Avenida da Liberdade is the main thoroughfare in Lisbon, and as a result is where you will find the greatest concentration of shops (both high end and high street), cafés and theatres. There are also many stylish buildings along here; the most acclaimed are numbers 206-218. Some boast art nouveau windows, while others house a branch of Prada. The middle of the avenue is very attractive, as it is decorated with water features, sculptures and flowers.
Funchal, capital of Madeira, began life as a pirate town, cultivating fennel. Nowadays, it is a vibrant city, with a host of upmarket hotels and restaurants. It is very popular all year round with tourists, as it is sunny whatever the season. Here, one will find sun, sea, sand, history, culture and easy access to nature reserves and mountains. With all this to offer, it is little surprise that those who visit here return time and time again.
For some decades now, Funchal has been a stop-off point for Atlantic cruise ships. This is because the centre of the old town, with all its heritage, shops, eateries and coffee shops, is easily accessible from the harbour. The view from deck as the ship sails into Funchal Harbour is considered to be amongst the most impressive in the world; rivalled only by Rio de Janeiro. It is customary for the majority of European cruise ships on their maiden voyage to stop here.
Albufeira’s location on the coast means that it is relatively easily accessible by a number of different nationalities. First came the ancient Romans, who established a settlement that they named Baltum.

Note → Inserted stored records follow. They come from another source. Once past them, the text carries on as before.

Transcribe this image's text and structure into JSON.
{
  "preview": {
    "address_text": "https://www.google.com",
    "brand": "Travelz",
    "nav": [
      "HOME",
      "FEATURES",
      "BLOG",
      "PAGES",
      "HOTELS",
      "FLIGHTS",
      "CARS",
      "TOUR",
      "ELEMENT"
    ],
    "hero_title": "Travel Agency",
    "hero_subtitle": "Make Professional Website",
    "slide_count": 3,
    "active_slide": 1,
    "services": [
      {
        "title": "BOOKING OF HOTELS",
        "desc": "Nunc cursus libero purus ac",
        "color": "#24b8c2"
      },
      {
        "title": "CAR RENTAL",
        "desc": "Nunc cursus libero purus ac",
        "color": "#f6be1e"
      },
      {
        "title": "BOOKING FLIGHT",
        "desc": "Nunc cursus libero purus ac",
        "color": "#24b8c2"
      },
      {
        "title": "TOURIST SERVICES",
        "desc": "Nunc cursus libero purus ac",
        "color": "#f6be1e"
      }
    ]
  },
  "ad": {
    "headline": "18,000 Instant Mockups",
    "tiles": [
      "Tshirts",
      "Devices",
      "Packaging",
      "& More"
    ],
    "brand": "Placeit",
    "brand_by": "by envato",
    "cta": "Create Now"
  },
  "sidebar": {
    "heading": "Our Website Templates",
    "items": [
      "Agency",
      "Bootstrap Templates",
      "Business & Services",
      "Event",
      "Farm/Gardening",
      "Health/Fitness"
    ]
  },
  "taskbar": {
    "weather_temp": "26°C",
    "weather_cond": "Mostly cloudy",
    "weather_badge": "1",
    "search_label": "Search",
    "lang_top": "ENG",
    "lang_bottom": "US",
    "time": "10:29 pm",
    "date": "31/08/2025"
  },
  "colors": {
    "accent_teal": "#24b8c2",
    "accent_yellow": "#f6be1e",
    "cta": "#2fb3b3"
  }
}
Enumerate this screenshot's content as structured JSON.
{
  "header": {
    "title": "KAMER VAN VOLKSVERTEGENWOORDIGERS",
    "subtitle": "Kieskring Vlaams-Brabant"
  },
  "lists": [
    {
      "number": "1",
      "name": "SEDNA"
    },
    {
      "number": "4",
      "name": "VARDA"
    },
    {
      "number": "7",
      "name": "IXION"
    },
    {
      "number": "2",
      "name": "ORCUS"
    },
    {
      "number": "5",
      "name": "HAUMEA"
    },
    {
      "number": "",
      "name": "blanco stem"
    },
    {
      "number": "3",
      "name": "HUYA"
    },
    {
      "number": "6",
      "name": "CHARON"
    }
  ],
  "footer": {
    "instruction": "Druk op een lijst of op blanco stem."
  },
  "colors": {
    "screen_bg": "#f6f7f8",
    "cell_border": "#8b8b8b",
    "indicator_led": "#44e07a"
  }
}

The Romans were great administrators; they brought to the newly founded Baltum innovative farming methods, as well as establishing mines and businesses. Even today, one can still see evidence of the streets, bridges and aqueducts that they built. Over the millennia, Baltum’s citizens were also heavily influenced by the Greek, Carthaginian and Phoenician peoples, who gave them the concepts of money, preserving food with salt, and the alphabet.
As Baltum began to trade with coastal North African countries, the Moors migrated here, quickly spreading along the Algarve. They referred to the town as Al-Buhera; meaning Castle of the Sea. It is thought that this was a reference to a fortress then in existence. At that time this fortress stood on top of an imposing rock, which overlooked the lagoon in the town’s low-lying section. Over time, the name ‘Albufeira’ came into being. The Moors also made their own contributions to farming practices in the region, as they introduced new methods of cultivating the land, ploughs, fertilizers and water wheels (used to bring water up from wells deep under the ground).